[About this task]
This task calls for copying every line of the records that includes the word "current".

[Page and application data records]
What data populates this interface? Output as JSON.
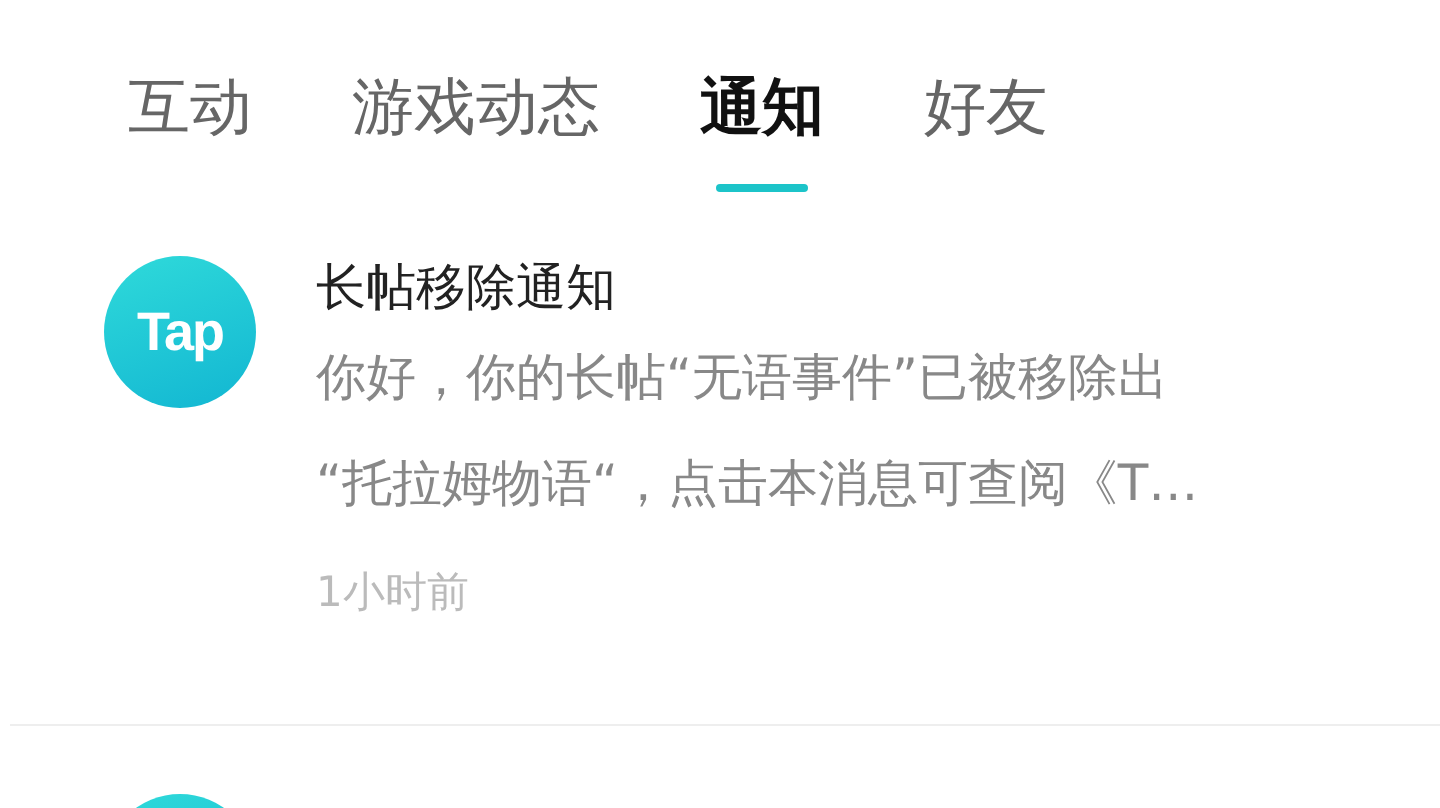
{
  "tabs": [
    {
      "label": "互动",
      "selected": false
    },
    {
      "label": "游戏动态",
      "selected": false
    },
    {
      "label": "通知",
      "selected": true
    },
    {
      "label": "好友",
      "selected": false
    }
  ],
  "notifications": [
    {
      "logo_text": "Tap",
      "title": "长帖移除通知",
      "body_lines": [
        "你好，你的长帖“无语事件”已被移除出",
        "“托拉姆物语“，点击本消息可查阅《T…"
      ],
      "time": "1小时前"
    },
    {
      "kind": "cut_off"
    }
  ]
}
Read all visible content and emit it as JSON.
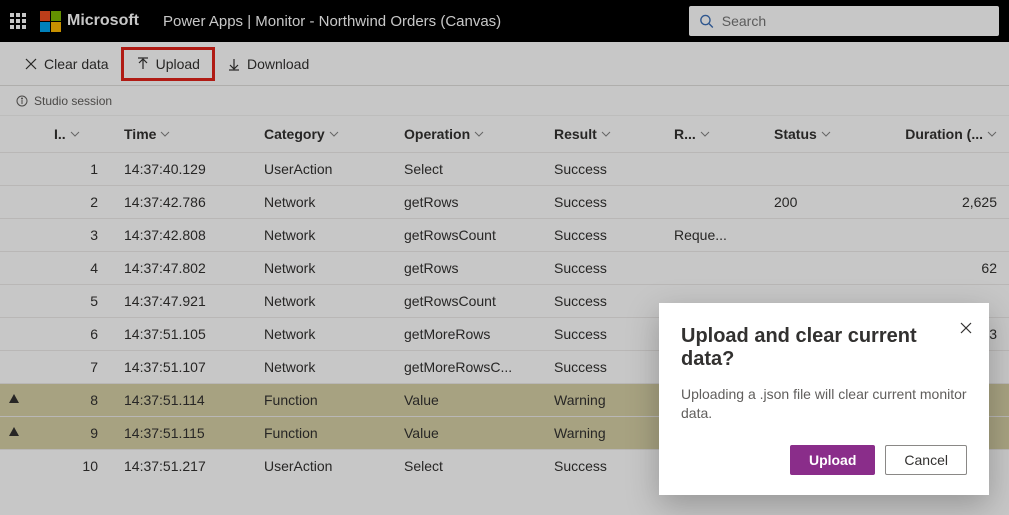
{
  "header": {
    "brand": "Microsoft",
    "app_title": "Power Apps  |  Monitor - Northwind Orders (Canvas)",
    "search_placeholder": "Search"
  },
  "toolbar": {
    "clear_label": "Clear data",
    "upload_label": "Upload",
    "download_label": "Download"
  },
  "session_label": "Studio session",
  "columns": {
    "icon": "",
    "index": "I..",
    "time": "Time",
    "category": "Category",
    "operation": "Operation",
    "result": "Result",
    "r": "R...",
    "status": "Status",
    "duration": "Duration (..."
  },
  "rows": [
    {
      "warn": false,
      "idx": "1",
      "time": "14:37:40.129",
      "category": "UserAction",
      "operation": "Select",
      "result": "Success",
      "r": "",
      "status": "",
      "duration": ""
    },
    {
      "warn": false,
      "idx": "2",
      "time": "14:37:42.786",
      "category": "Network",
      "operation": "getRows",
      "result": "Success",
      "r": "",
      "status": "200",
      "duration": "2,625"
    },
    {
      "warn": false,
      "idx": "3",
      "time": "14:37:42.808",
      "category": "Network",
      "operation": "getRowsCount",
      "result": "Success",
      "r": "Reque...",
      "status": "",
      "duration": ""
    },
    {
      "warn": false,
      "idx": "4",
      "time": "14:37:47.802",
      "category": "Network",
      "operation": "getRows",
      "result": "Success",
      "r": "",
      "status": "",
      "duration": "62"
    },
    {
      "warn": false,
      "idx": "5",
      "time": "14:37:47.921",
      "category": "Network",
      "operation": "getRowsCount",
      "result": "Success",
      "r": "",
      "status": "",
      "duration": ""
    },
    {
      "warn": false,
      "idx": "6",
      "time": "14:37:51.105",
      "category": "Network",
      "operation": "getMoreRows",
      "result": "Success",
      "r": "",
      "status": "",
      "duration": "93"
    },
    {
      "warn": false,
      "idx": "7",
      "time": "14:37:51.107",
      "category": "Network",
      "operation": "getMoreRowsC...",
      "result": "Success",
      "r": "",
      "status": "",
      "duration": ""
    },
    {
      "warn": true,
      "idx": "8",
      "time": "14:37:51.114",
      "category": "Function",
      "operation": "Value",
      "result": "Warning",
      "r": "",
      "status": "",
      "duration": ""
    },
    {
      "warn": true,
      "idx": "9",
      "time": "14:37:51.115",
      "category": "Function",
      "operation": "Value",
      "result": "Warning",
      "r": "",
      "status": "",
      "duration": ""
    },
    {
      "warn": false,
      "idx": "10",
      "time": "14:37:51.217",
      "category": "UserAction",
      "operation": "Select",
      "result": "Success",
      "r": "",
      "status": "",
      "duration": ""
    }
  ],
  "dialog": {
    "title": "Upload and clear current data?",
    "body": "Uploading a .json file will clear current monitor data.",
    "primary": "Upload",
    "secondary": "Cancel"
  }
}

[Answer to this exercise]
    "title": "Upload and clear current data?",
    "body": "Uploading a .json file will clear current monitor data.",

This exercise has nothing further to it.